And this from an ARR conductor, "When two trains meet nowadays without cabooses, the shortest train usually takes the siding.  Two man crews means the conductor gets off at the switch, lines the train in, and then stands there until the train is completely in the siding and then lines the mainline turnout back green. The other train goes by and after it gets one mile away it calls and lets us know.  We call the dispatcher who gives us track authority from that point one mile back and then onward.  The dispatcher gives us permission to back up one train length without flagging (moose, kids, snowmobilers be damned...they are all trespassers) and the conductor throws the switch, back up out of the siding , re-align the switch & on we go. It is pretty cold standing there so we wait til the meeting train gets close before pulling in the hole and clearing.  I hate this system....wish we had brakemen and cabooses again.  So much easier."


Click on the pictures below for a larger view.


MM-Arr1085 Caboose no. 1085 is one of three wide vision cabooses on the ARR.

Caboose no. 1084 is used as a work train caboose. MM-Arr1084

MM-Arr1776 Caboose no. 1776 in storage for the winter .


Three cabooses
All three different style cabooses in a row. (3/99)


You'll find an incomplete caboose inventory here

Cabooses are being replaced by a wide variety of electronic components. The following is a list of the more common types:

A Flashing Rear End Device (FRED) is just that, a blinking red light on the last car of the train.

An End of Train Device (EOTD) is an updated FRED that also monitors air pressure in the brake line at the back of the train and signals that reading to the engineer in the cab. FRA recently declared that EOTD's no longer require the ability to set the brakes from the rear of the train if the monitor detects a break or blockage in the airline, OR the engineer puts the brakes into emergency, hopefully preventing a runaway like what ATSF experienced on Cajon Pass a few years ago.

Defect Detectors
Defect detectors monitor passing trains for everything from shifted loads to dragging equipment to hot wheel bearings. These are various units using temp sensors (hot bearings), metal plates (set along the rails inside and out which if hit by some dragging piece of equipment set off the monitor), or pole frames (which if hit by a shifted load set off the alarm) to detect problems before they become disasters. Some detectors "talk" after a train passes to let the crew know things are OK, and some are silent, only coming to life when a problem is detected. Railroad rules demand that a crew stop their train immediately and inspect the train for the problem and rectify it if possible. Cars with detected defects such as hot bearings and shifted loads usually require repairs that train crews don't have the equipment to fix, and these cars must be set out at the next siding. Sometimes crews can fix dragging equipment, and then the train may proceed.

The ARRC uses 4 types of detectors. They are:

Type A: Dragging Equipment Detector. Dragging equipment detectors detect any equipment dragging on top of ties.

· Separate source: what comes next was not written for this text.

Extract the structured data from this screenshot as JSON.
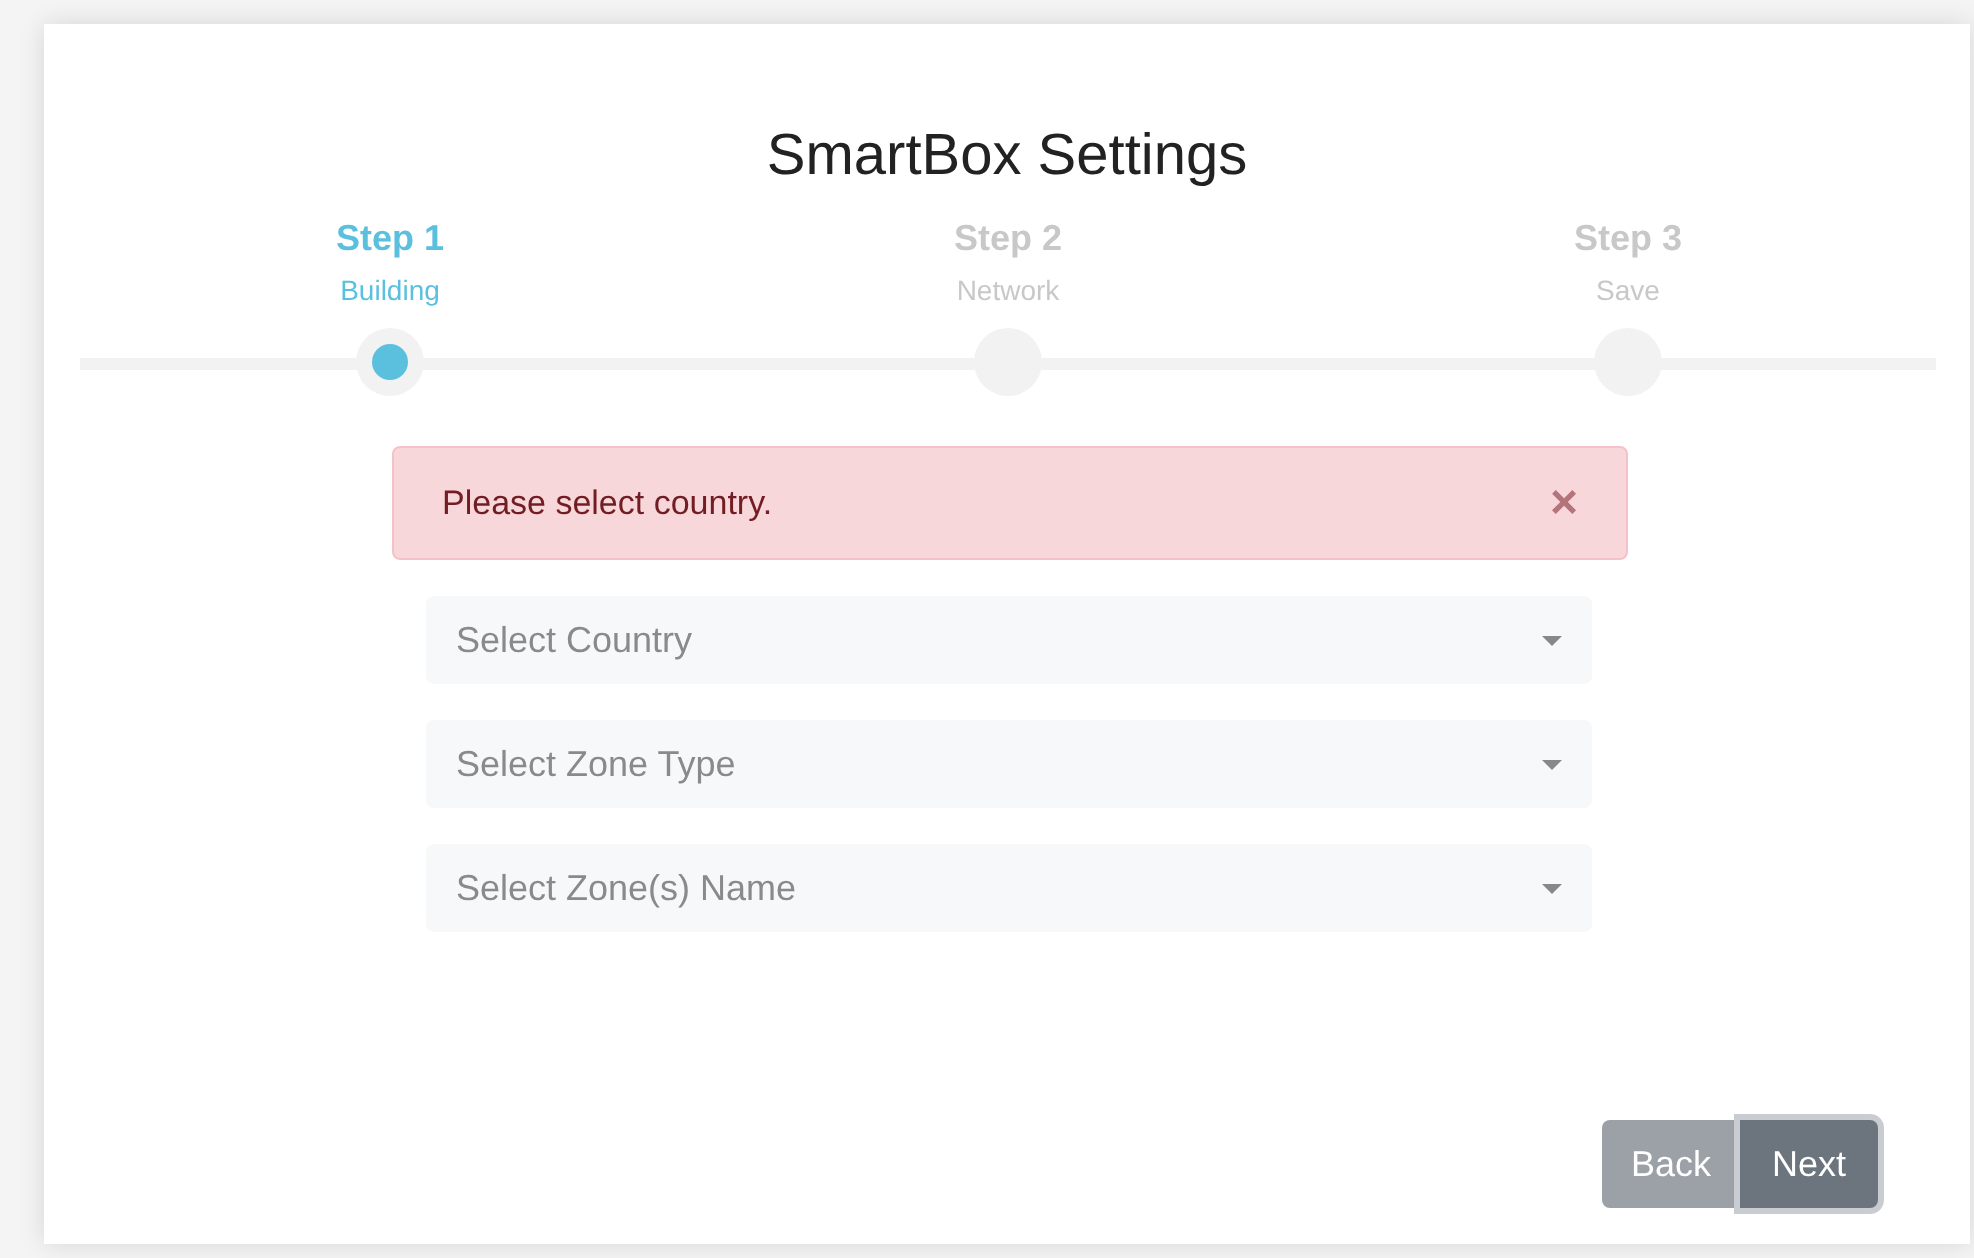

Type B: Dragging Equipment/Hot Bearing Detector. Same as A, and/or any hot bearings (ambient temperature plus 172 degrees F. or 120 degrees F. temperature variance between ends of same axle). These detectors will communicate total axle count after train clears the circuit.

Type C: Dragging Equipment/Hot Bearing/Hot Wheel/High or Wide Clearance Detector. Same as B, plus any hot wheels (440 degrees F.) and/or any high or wide clearance (19' 4" high and / or 13' 6" wide.) Trains moving at 20 MPH or less are likely to set off detect for "clearance defects" due to agitated snow.

Type D: Dragging Equipment Detector. Same as A, but only activates if anything is dragging. Once activated it can only be reset by signal maintainer and will not be operational again, until reset. All type "D" defects are to be reported to Train Dispatcher.



Thanks to Duane Frank and Frank Dewey for providing this information!

© 1998-1999 John Combs unless otherwise noted